§ YOUR GOAL: Give the number of lines in the entries that contain "then". State only the count.

§ Entries from a dataset of interfaces:
########

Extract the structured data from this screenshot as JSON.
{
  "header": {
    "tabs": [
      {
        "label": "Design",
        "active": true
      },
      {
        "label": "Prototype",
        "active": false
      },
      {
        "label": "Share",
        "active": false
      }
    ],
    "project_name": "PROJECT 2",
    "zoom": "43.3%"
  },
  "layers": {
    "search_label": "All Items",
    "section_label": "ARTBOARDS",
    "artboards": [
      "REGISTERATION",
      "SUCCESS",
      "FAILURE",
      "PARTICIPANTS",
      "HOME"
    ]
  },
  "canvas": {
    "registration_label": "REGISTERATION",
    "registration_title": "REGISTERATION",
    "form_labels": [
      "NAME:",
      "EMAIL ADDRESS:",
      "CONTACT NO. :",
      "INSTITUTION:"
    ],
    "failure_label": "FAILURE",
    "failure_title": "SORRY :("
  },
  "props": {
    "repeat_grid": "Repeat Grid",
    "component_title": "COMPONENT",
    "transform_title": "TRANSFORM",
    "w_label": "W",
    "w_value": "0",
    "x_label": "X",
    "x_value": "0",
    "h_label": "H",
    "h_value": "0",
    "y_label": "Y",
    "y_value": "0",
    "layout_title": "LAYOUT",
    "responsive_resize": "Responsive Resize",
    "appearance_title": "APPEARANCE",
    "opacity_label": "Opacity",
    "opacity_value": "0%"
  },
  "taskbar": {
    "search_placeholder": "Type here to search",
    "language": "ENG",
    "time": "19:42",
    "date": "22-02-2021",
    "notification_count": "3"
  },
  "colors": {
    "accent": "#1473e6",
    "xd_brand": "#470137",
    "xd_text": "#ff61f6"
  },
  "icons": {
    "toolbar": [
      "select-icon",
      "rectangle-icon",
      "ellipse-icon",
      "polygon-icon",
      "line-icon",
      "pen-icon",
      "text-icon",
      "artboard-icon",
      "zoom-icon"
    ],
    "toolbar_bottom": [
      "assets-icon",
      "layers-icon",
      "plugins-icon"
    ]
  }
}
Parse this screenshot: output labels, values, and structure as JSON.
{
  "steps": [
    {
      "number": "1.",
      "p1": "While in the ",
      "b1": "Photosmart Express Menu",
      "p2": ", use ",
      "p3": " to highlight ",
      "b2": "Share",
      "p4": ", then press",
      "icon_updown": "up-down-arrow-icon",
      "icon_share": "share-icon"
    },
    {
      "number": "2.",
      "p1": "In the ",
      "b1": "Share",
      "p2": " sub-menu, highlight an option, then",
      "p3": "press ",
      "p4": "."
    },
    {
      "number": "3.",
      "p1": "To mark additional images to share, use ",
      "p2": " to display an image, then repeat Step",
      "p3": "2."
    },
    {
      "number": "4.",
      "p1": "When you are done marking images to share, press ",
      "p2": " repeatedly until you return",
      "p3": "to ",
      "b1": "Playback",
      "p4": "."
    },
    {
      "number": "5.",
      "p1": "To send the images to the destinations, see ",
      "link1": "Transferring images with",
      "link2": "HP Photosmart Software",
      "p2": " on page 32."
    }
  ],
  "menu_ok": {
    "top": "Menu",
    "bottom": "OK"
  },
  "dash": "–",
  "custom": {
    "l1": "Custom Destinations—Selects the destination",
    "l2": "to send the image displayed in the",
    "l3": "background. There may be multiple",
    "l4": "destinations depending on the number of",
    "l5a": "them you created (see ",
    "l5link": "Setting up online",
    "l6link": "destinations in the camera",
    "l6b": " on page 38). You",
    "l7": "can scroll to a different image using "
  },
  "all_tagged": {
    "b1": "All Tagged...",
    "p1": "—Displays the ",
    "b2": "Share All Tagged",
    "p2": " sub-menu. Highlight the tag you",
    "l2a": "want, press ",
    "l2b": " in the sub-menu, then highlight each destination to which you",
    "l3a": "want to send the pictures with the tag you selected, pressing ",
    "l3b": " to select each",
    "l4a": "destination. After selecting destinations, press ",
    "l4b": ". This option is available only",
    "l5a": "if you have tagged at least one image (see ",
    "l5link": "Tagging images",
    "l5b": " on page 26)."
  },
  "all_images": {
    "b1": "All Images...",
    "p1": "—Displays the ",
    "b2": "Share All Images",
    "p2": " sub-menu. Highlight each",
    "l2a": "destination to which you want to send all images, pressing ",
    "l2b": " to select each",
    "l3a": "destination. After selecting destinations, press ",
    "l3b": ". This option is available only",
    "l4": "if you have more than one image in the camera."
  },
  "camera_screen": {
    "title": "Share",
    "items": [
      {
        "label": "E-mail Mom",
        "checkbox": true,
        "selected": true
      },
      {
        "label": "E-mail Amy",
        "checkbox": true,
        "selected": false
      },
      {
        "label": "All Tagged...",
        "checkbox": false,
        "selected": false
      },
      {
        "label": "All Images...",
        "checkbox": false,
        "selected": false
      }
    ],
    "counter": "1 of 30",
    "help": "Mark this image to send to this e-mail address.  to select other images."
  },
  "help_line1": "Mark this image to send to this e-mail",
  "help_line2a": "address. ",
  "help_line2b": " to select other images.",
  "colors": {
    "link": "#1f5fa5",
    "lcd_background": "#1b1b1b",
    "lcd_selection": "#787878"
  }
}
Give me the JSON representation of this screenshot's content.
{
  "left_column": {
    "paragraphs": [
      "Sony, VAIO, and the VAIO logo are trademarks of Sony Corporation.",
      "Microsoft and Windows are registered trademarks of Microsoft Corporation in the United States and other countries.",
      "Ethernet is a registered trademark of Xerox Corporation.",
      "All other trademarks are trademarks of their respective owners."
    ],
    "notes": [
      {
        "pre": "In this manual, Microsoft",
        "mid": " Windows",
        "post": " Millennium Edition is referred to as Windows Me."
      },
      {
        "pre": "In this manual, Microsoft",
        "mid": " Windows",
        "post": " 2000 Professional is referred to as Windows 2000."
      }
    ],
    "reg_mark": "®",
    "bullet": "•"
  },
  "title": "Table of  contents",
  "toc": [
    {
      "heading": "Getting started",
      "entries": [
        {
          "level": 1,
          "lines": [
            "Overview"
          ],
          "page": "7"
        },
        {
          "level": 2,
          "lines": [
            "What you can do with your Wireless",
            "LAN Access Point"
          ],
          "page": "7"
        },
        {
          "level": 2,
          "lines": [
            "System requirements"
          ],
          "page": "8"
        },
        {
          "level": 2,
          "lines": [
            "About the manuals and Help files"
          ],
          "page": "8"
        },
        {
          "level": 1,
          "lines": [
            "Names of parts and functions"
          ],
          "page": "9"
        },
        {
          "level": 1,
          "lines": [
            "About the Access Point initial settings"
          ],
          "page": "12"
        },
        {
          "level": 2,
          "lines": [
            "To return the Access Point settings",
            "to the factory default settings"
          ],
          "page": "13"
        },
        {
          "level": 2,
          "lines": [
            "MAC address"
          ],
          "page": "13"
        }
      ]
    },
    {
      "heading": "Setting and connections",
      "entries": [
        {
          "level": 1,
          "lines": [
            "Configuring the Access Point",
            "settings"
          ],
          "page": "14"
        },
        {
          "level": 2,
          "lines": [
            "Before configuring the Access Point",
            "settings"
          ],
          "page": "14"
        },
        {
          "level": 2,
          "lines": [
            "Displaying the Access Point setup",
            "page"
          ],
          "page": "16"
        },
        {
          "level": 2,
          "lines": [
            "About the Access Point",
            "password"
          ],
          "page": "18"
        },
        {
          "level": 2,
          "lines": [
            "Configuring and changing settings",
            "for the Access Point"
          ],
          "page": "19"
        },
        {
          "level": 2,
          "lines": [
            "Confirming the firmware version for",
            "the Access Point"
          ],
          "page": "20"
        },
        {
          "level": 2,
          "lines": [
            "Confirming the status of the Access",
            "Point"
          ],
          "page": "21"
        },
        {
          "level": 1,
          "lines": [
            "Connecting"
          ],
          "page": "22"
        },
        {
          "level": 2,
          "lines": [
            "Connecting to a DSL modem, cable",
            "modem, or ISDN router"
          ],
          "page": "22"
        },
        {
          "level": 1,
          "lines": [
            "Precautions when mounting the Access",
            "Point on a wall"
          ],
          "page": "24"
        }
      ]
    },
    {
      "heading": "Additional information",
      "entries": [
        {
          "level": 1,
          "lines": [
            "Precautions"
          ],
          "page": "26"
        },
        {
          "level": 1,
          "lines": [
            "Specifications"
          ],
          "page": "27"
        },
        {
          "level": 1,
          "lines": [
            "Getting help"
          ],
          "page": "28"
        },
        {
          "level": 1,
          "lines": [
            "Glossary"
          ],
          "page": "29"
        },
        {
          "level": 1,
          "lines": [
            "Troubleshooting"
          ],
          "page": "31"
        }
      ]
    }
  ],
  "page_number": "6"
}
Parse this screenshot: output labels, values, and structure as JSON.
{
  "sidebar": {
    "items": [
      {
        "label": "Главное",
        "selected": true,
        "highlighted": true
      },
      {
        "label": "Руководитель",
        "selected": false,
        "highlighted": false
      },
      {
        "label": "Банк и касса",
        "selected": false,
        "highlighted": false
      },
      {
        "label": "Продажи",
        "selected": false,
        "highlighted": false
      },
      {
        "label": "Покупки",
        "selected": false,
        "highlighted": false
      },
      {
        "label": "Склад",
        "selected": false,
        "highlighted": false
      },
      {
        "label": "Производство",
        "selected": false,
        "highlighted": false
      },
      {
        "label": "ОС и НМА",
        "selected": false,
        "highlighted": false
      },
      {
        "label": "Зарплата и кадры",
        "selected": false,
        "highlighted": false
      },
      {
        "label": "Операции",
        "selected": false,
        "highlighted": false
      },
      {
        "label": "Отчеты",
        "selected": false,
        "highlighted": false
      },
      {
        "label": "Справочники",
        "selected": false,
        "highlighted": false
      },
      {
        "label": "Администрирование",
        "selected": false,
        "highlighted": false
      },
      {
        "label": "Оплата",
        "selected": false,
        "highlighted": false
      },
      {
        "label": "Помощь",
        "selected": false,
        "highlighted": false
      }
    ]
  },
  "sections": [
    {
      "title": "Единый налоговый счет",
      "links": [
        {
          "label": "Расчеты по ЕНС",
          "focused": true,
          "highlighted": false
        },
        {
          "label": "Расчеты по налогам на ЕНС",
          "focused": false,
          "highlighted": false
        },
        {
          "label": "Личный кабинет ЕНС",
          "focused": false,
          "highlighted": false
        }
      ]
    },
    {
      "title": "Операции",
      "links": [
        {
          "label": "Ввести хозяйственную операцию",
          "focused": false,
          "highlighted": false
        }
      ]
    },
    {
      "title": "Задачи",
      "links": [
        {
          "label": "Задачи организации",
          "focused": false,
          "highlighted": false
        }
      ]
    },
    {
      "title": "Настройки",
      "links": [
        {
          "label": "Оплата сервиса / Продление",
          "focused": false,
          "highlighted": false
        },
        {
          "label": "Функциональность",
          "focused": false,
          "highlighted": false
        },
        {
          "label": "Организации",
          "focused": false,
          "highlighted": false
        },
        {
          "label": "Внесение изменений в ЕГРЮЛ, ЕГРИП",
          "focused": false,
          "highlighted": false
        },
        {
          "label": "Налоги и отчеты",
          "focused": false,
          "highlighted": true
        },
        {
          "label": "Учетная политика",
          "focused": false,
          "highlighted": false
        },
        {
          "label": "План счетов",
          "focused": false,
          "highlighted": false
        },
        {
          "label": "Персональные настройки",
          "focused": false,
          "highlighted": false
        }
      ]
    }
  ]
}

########

§ RESULT OF THIS TASK: 4